The man driving must have looked back at me. His voice, strong and calm, floated into the back seat. He spoke, directly to me.
“It’s alright son,” he said. “It’s a terrible thing to leave your father.”
The words landed on me. I understood that he was being kind. I understood that he was telling me how he would feel, to be torn apart from his father. Or perhaps, to have his child taken from him.
Of course, I knew something else too: he was wrong. He was wrong about me, anyway. It was not a terrible thing for me to leave my father.
But in that moment I knew – discovered – a most important truth: we see things from where we stand. We judge things as they touch us, as we would feel them, not always as they really are felt by someone else.
The driver of the getaway car liberated me, that night, from the awful overheated, hopeless trap of our house. I knew it even before we had driven away, that’s what was happening. But he liberated me from something else too: myself.
In a sentence, that man – whose name I do not know – taught me that we each of us are always trapped in our own experience and feelings. It is natural, although it can produce impossibly wrong beliefs and decisions. And in that moment when I heard him, being so kind to me and yet so utterly mistaken about what was happening, I was moved. His kindness deserved respect; his wrongness (if that’s a word) deserved forgiveness.
The man was kind, and actually quite brave when you think about it to come and get us. He didn’t know us. When he spoke to me, with such earnest inaccuracy, “it’s a terrible thing” I knew that he had no idea what he was talking about. But I also knew to be quiet, to accept his kindness and not to argue the point. He felt it strongly. It was the truth for him. I stayed quiet in the backseat.

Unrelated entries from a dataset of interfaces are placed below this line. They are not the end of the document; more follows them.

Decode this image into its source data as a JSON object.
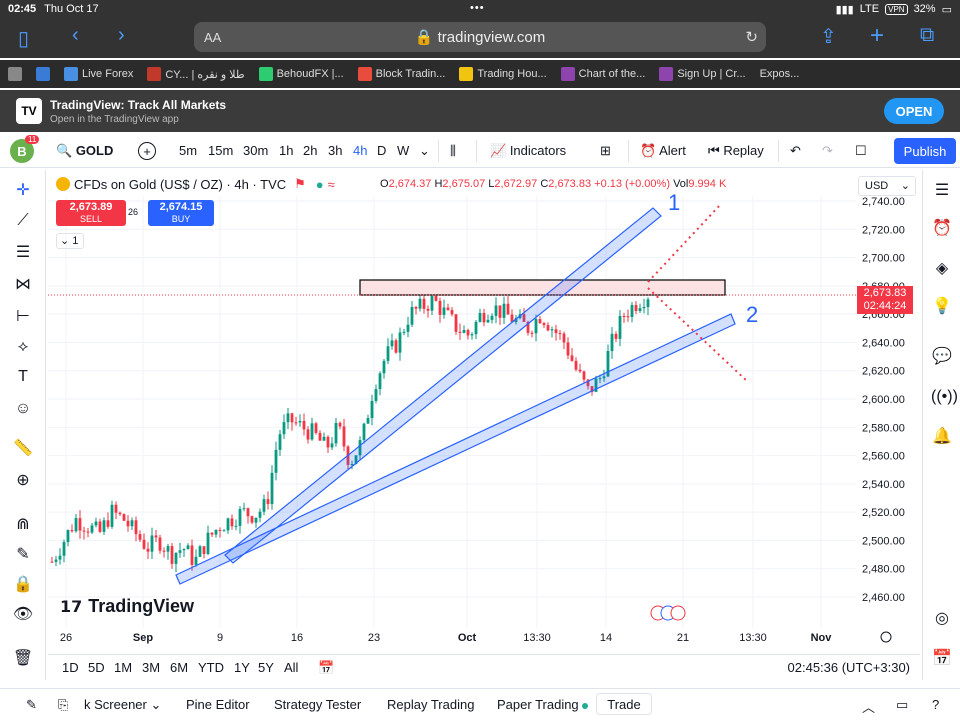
{
  "status_bar": {
    "time": "02:45",
    "date": "Thu Oct 17",
    "network": "LTE",
    "vpn": "VPN",
    "battery": "32%"
  },
  "browser": {
    "aa": "AA",
    "url": "tradingview.com"
  },
  "bookmarks": [
    {
      "label": "",
      "icon": "tv-favicon"
    },
    {
      "label": "",
      "icon": "bookmark-favicon"
    },
    {
      "label": "Live Forex",
      "icon": "forex-favicon"
    },
    {
      "label": "CY... | طلا و نقره",
      "icon": "cy-favicon"
    },
    {
      "label": "BehoudFX |...",
      "icon": "behoud-favicon"
    },
    {
      "label": "Block Tradin...",
      "icon": "block-favicon"
    },
    {
      "label": "Trading Hou...",
      "icon": "house-favicon"
    },
    {
      "label": "Chart of the...",
      "icon": "chart-favicon"
    },
    {
      "label": "Sign Up | Cr...",
      "icon": "signup-favicon"
    },
    {
      "label": "Expos...",
      "icon": "none"
    }
  ],
  "app_banner": {
    "logo": "TV",
    "title": "TradingView: Track All Markets",
    "subtitle": "Open in the TradingView app",
    "open": "OPEN"
  },
  "toolbar": {
    "avatar": "B",
    "notifications": "11",
    "symbol": "GOLD",
    "timeframes": [
      "5m",
      "15m",
      "30m",
      "1h",
      "2h",
      "3h",
      "4h",
      "D",
      "W"
    ],
    "active_timeframe": "4h",
    "indicators": "Indicators",
    "alert": "Alert",
    "replay": "Replay",
    "publish": "Publish"
  },
  "legend": {
    "title": "CFDs on Gold (US$ / OZ) · 4h · TVC",
    "O": "2,674.37",
    "H": "2,675.07",
    "L": "2,672.97",
    "C": "2,673.83",
    "change": "+0.13 (+0.00%)",
    "vol_label": "Vol",
    "vol": "9.994 K"
  },
  "trade": {
    "sell_price": "2,673.89",
    "sell_label": "SELL",
    "spread": "26",
    "buy_price": "2,674.15",
    "buy_label": "BUY",
    "collapse": "1"
  },
  "currency": "USD",
  "price_tag": {
    "price": "2,673.83",
    "countdown": "02:44:24"
  },
  "annotations": {
    "label1": "1",
    "label2": "2"
  },
  "chart_data": {
    "type": "candlestick",
    "symbol": "GOLD",
    "timeframe": "4h",
    "y_ticks": [
      "2,740.00",
      "2,720.00",
      "2,700.00",
      "2,680.00",
      "2,660.00",
      "2,640.00",
      "2,620.00",
      "2,600.00",
      "2,580.00",
      "2,560.00",
      "2,540.00",
      "2,520.00",
      "2,500.00",
      "2,480.00",
      "2,460.00"
    ],
    "x_ticks": [
      "26",
      "Sep",
      "9",
      "16",
      "23",
      "Oct",
      "13:30",
      "14",
      "21",
      "13:30",
      "Nov"
    ],
    "ylim": [
      2452,
      2745
    ],
    "current_price": 2673.83,
    "close_path": [
      2485,
      2500,
      2515,
      2510,
      2505,
      2520,
      2515,
      2505,
      2495,
      2500,
      2490,
      2495,
      2485,
      2500,
      2510,
      2515,
      2520,
      2518,
      2525,
      2575,
      2585,
      2580,
      2575,
      2565,
      2580,
      2555,
      2570,
      2610,
      2630,
      2640,
      2660,
      2665,
      2670,
      2660,
      2650,
      2645,
      2660,
      2665,
      2660,
      2655,
      2650,
      2660,
      2650,
      2640,
      2620,
      2605,
      2615,
      2640,
      2660,
      2668,
      2674
    ]
  },
  "range_bar": {
    "ranges": [
      "1D",
      "5D",
      "1M",
      "3M",
      "6M",
      "YTD",
      "1Y",
      "5Y",
      "All"
    ],
    "clock": "02:45:36 (UTC+3:30)"
  },
  "footer": {
    "screener": "k Screener",
    "pine": "Pine Editor",
    "tester": "Strategy Tester",
    "replay": "Replay Trading",
    "paper": "Paper Trading",
    "trade": "Trade"
  },
  "logo_text": "TradingView"
}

We drove. It was dark and silent. No one spoke. My mind was alight. People judge things from their own perspective. I knew it. It was wordless then – knowledge without a formula – an insight. Had I known to, I might have shouted “eureka!” (although that would have been quite rude.)
The truth of it pushed into me, like a sudden cool breeze shifting through tree branches. I felt different. This drive wasn’t just about getting away anymore. I knew that.
We drove on. I was half an hour older when the car reached my Aunt Ina’s house, but I was not the same eight year old boy when I got out. I was that night, and am this evening, grateful to the getaway car driver. He set us free from a life that had no future life, and he set me free – by accident – from the kind of certainty that almost always makes you wrong.